Back Baller / No pain – No gain


Wednesdays during the Marathon block are about getting a semi-long run in. That can mean anything from 10-15 miles. On reflection after Dublin last October there were some things I needed to change next time. The main one was the longer mid-week runs. The others were getting leaner and doing more Marathon paced efforts during the Sunday run. I usually feel tired two days after a hard effort, not the next day. It was a bonus to be able to do 8K of the Wednesday night 18.8K on the grass around Bushy. I was running 4.24s but felt tired with no bounce in the legs. Even though I stretch a bit for an evening run as I’ve gotten older I cant start off quickly. It’s not uncommon for my first kilometre or two to be a slow shuffle. I’ve often thought about excluding these from Strava but never got around to it. wanted to do 20K but 18.8K is ok.


I decided not to do an early run on Thursday and put my efforts into the evening session. I was already 3K above weekly target so it wasn’t needed and I also had time to get up to training early via the scenic route along Terenure road West. The session was 3,2,1 around the Tesco lap. With most of the lads running at the weekend, I ran the 3 laps by myself. It helps allot to have a good bunch of guys to work with. My target was marathon pace or 3.35 a kilometre. I ended up running 3.31 so the session went well. My time in zone 4 was higher than I would have liked but the lap has a fairly big hill and I was pushing up it. Happy with that!

Heart rate zones


I don’t do anything on Fridays. I used to go to the gym but gave it up. I find my injury risk is reduced by taking a break and I run much fresher on the weekends.


I did my long run on Saturday after speaking to Emily. She told me to run the Waterworks. and do about 15 miles. I parked up at Super Value in Firhouse loaded up some new tunes on my Garmin and off I went. My pace for the session was steady at 4.14. It was a beautiful morning up there with no wind, a bit cold and sunshine. The first hill always hurts but I find I’m getting better at the mile-long hill on the second section.

Waterworks top Loop

The hills are steep so you would only want to do this run every 3 weeks or so. Its a lot of pounding on the downhills. I picked it up nicely to 3.45 ish after 14K as the last 10K of the run flew by. It’s important to run the long run steady during the marathon phase. Happy with that I was able to retire home and then head to Michael O’Grady for my weekly injury prevention session. I’d recommend everyone doing a marathon gets a massage at least once a month. I went into town with some friends from work. It’s important to have some balance. This marathon running can be a lonely business.

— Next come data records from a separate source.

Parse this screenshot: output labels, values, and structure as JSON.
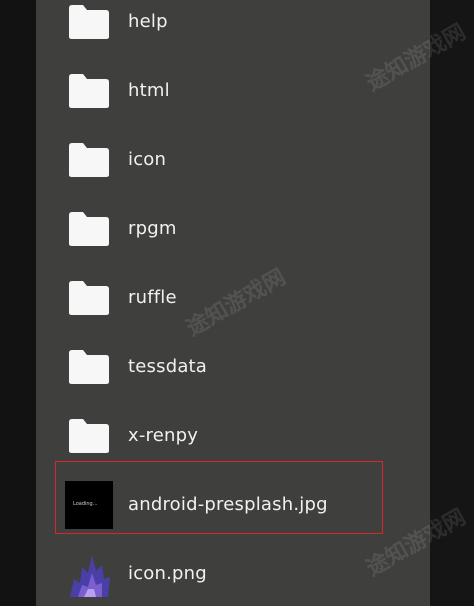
{
  "files": [
    {
      "name": "help",
      "type": "folder"
    },
    {
      "name": "html",
      "type": "folder"
    },
    {
      "name": "icon",
      "type": "folder"
    },
    {
      "name": "rpgm",
      "type": "folder"
    },
    {
      "name": "ruffle",
      "type": "folder"
    },
    {
      "name": "tessdata",
      "type": "folder"
    },
    {
      "name": "x-renpy",
      "type": "folder"
    },
    {
      "name": "android-presplash.jpg",
      "type": "image",
      "thumb_text": "Loading...",
      "selected": true
    },
    {
      "name": "icon.png",
      "type": "png"
    }
  ],
  "watermark": "途知游戏网",
  "colors": {
    "panel": "#3f3f3e",
    "selection_border": "#d9262d",
    "folder_icon": "#f7f7f7",
    "text": "#f1f1f1"
  }
}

Pace Progression


Even if you go out on Saturday improvement is all about showing up consistently. That said don’t drink and drive. Sunday we were back in the Phoenix Park. I intended to run the 10-mile loop in steady 60 minutes but a few IPA’s left me feeling a bit dehydrated and I ran it in 63. The long runs during a marathon get you to a place where 10 miles seems short. A good end to the week with 121K logged. I went for coffee with MC but feeling good and ready to do 20 minutes of stretching in the evening. I usually go for a walk on a Sunday evening to clear the head and then go home and write up the next weeks training plan on the notivce board.

Running and training for endurance events invariably means we run a lot of miles by ourselves. It gives us great opportunities to be raw and vulnerable as we set goals and work our asses off to realise them. Having some great coaches and team to act as a sounding board through every step, every mile, of the process is essential. In the moments of confidence, anxiety, dismay, excitement, and the entire emotional gamut in between, the team’s got your back. It also gives us more opportunities to run a variety of paces (slower or faster than you’d usually run), which in turn actually makes us a better. Even when you’re running by yourself – because no one can run your race but you – your team’s in your back pocket.

I’m happy now that I’ve run some fast track and 5K times that I’m in good shape to take on the first of 3 marathons in 2019. I’ll peak for Berlin but Copenhagen will be interesting to experiment and learn the craft a bit. I’ll be back next week and a bit more concise.